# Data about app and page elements
═══
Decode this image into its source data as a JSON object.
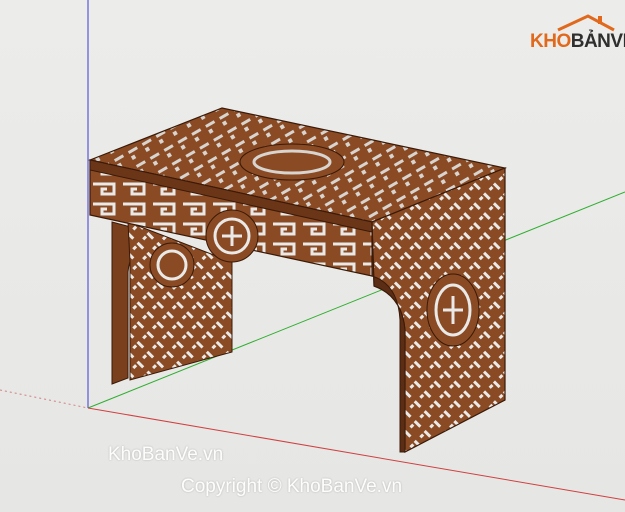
{
  "logo": {
    "part1": "KHO",
    "part2": "BẢNVẼ"
  },
  "watermark": {
    "line1": "KhoBanVe.vn",
    "line2": "Copyright © KhoBanVe.vn"
  },
  "colors": {
    "wood": "#8a4a24",
    "wood_dark": "#5a2d14",
    "wood_light": "#a35c2f",
    "axis_red": "#d04040",
    "axis_green": "#2fae2f",
    "axis_blue": "#3a3ad6",
    "brand_orange": "#e1691c"
  }
}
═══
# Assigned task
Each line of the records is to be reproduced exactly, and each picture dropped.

# Task result
Decode this image into its source data as a JSON object.
{
  "logo": {
    "part1": "KHO",
    "part2": "BẢNVẼ"
  },
  "watermark": {
    "line1": "KhoBanVe.vn",
    "line2": "Copyright © KhoBanVe.vn"
  },
  "colors": {
    "wood": "#8a4a24",
    "wood_dark": "#5a2d14",
    "wood_light": "#a35c2f",
    "axis_red": "#d04040",
    "axis_green": "#2fae2f",
    "axis_blue": "#3a3ad6",
    "brand_orange": "#e1691c"
  }
}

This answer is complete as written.